[Data items]
○ ○ ○ ○ ○ ○ ○
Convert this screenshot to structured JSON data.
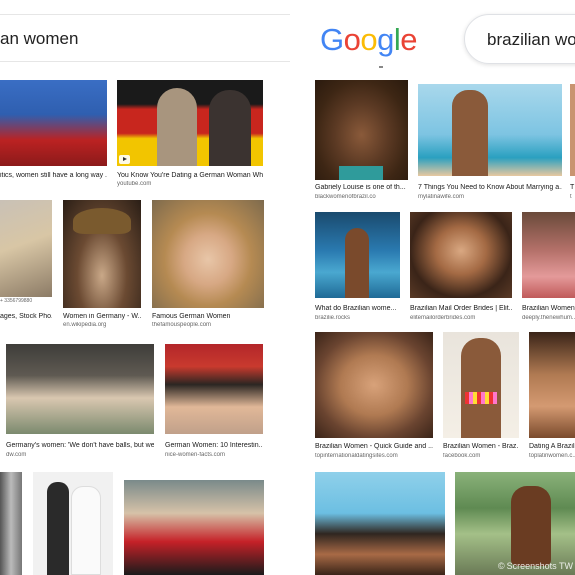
{
  "left": {
    "query": "an women",
    "results": [
      {
        "title": "itics, women still have a long way ...",
        "source": ""
      },
      {
        "title": "You Know You're Dating a German Woman Wh...",
        "source": "youtube.com"
      },
      {
        "title": "",
        "source": ""
      },
      {
        "title": "",
        "source": ""
      },
      {
        "title": "ages, Stock Pho...",
        "source": ""
      },
      {
        "title": "Women in Germany - W...",
        "source": "en.wikipedia.org"
      },
      {
        "title": "Famous German Women",
        "source": "thefamouspeople.com"
      },
      {
        "title": "Germany's women: 'We don't have balls, but we...",
        "source": "dw.com"
      },
      {
        "title": "German Women: 10 Interestin...",
        "source": "nice-women-facts.com"
      },
      {
        "title": "",
        "source": ""
      },
      {
        "title": "",
        "source": ""
      },
      {
        "title": "",
        "source": ""
      }
    ],
    "tiny_caption": "+ 3356799880"
  },
  "right": {
    "logo_letters": [
      "G",
      "o",
      "o",
      "g",
      "l",
      "e"
    ],
    "query": "brazilian wo",
    "results": [
      {
        "title": "Gabriely Louise is one of th...",
        "source": "blackwomenofbrazil.co"
      },
      {
        "title": "7 Things You Need to Know About Marrying a...",
        "source": "mylatinawife.com"
      },
      {
        "title": "T",
        "source": "t"
      },
      {
        "title": "What do Brazilian wome...",
        "source": "brazilie.rocks"
      },
      {
        "title": "Brazilian Mail Order Brides | Elit...",
        "source": "elitemailorderbrides.com"
      },
      {
        "title": "Brazilian Women",
        "source": "deeply.thenewhum..."
      },
      {
        "title": "Brazilian Women - Quick Guide and ...",
        "source": "topinternationaldatingsites.com"
      },
      {
        "title": "Brazilian Women - Braz...",
        "source": "facebook.com"
      },
      {
        "title": "Dating A Brazilia...",
        "source": "toplatinwomen.c..."
      },
      {
        "title": "",
        "source": ""
      },
      {
        "title": "",
        "source": ""
      }
    ],
    "watermark": "Screenshots TW"
  },
  "colors": {
    "google_blue": "#4285F4",
    "google_red": "#EA4335",
    "google_yellow": "#FBBC05",
    "google_green": "#34A853"
  }
}
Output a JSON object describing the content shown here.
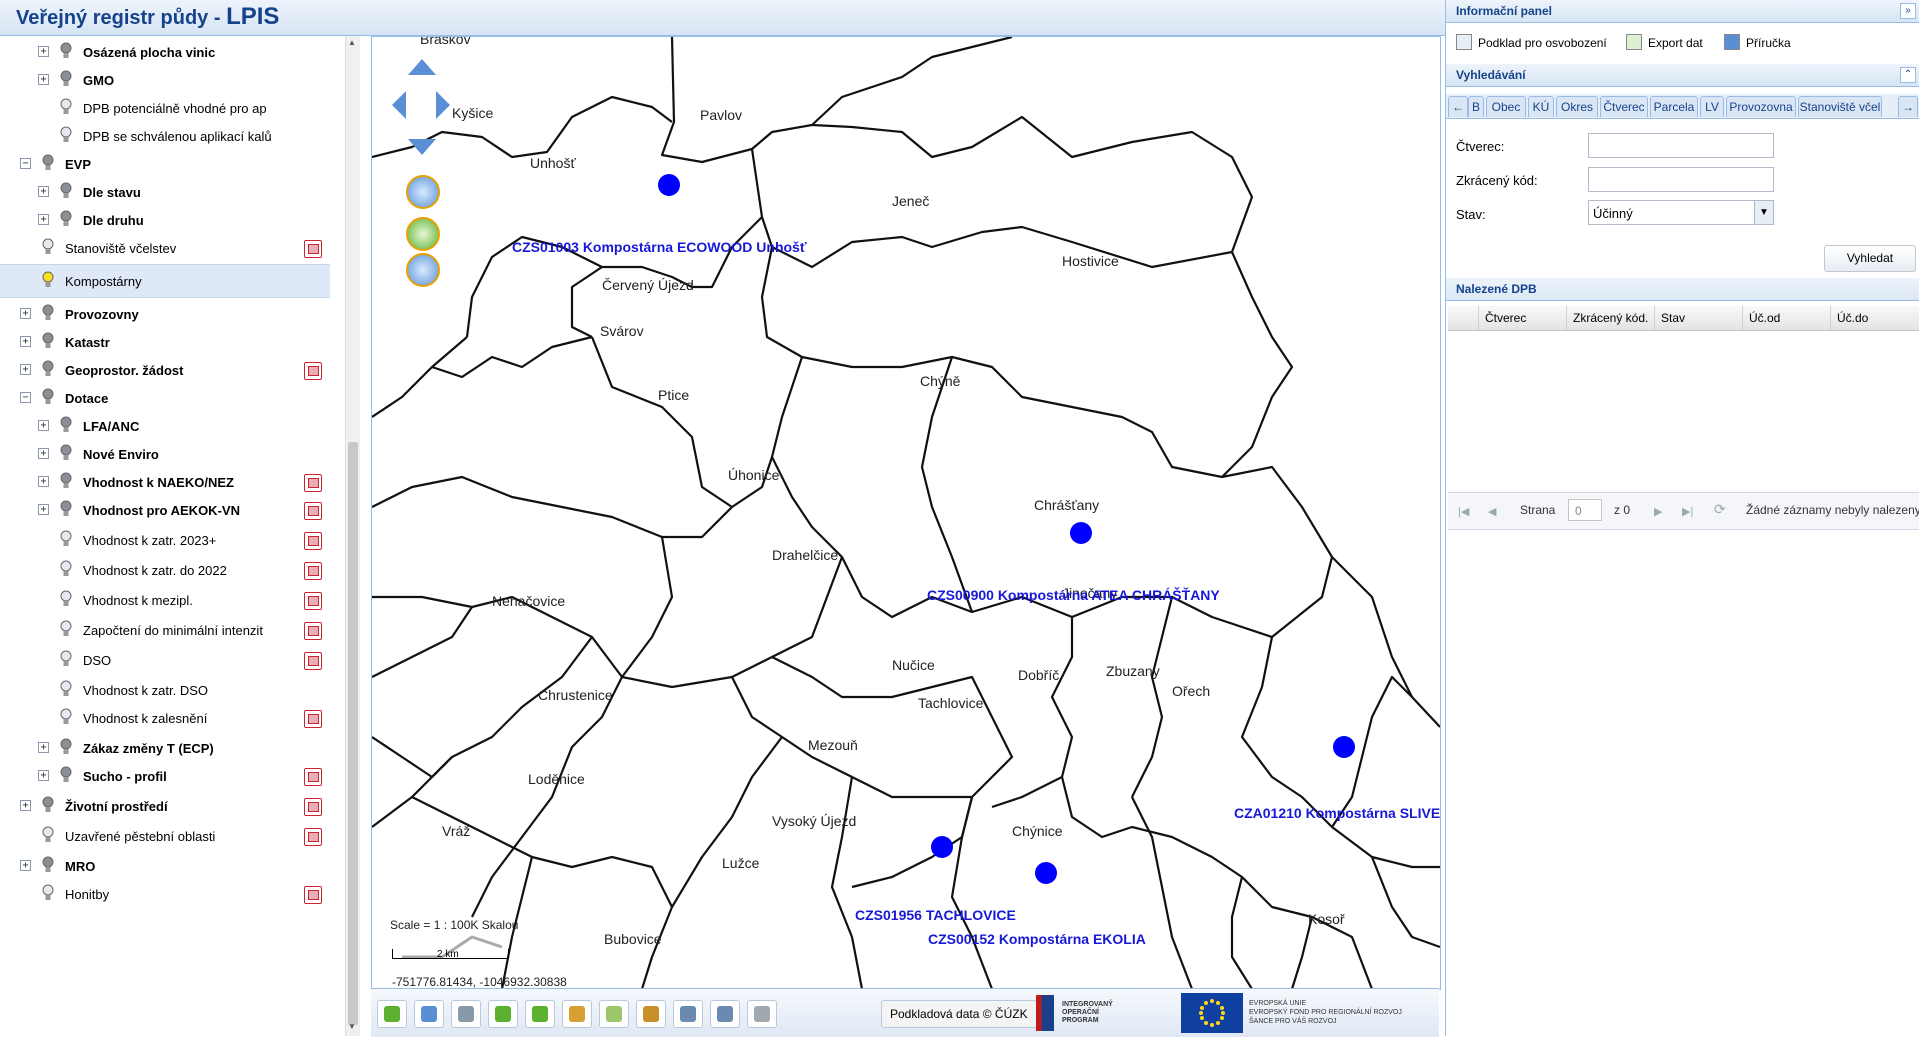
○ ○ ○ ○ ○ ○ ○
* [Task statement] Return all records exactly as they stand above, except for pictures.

* [Expected output]
Convert this screenshot to structured JSON data.
{
  "left": {
    "query": "an women",
    "results": [
      {
        "title": "itics, women still have a long way ...",
        "source": ""
      },
      {
        "title": "You Know You're Dating a German Woman Wh...",
        "source": "youtube.com"
      },
      {
        "title": "",
        "source": ""
      },
      {
        "title": "",
        "source": ""
      },
      {
        "title": "ages, Stock Pho...",
        "source": ""
      },
      {
        "title": "Women in Germany - W...",
        "source": "en.wikipedia.org"
      },
      {
        "title": "Famous German Women",
        "source": "thefamouspeople.com"
      },
      {
        "title": "Germany's women: 'We don't have balls, but we...",
        "source": "dw.com"
      },
      {
        "title": "German Women: 10 Interestin...",
        "source": "nice-women-facts.com"
      },
      {
        "title": "",
        "source": ""
      },
      {
        "title": "",
        "source": ""
      },
      {
        "title": "",
        "source": ""
      }
    ],
    "tiny_caption": "+ 3356799880"
  },
  "right": {
    "logo_letters": [
      "G",
      "o",
      "o",
      "g",
      "l",
      "e"
    ],
    "query": "brazilian wo",
    "results": [
      {
        "title": "Gabriely Louise is one of th...",
        "source": "blackwomenofbrazil.co"
      },
      {
        "title": "7 Things You Need to Know About Marrying a...",
        "source": "mylatinawife.com"
      },
      {
        "title": "T",
        "source": "t"
      },
      {
        "title": "What do Brazilian wome...",
        "source": "brazilie.rocks"
      },
      {
        "title": "Brazilian Mail Order Brides | Elit...",
        "source": "elitemailorderbrides.com"
      },
      {
        "title": "Brazilian Women",
        "source": "deeply.thenewhum..."
      },
      {
        "title": "Brazilian Women - Quick Guide and ...",
        "source": "topinternationaldatingsites.com"
      },
      {
        "title": "Brazilian Women - Braz...",
        "source": "facebook.com"
      },
      {
        "title": "Dating A Brazilia...",
        "source": "toplatinwomen.c..."
      },
      {
        "title": "",
        "source": ""
      },
      {
        "title": "",
        "source": ""
      }
    ],
    "watermark": "Screenshots TW"
  },
  "colors": {
    "google_blue": "#4285F4",
    "google_red": "#EA4335",
    "google_yellow": "#FBBC05",
    "google_green": "#34A853"
  }
}
Output a JSON object describing the content shown here.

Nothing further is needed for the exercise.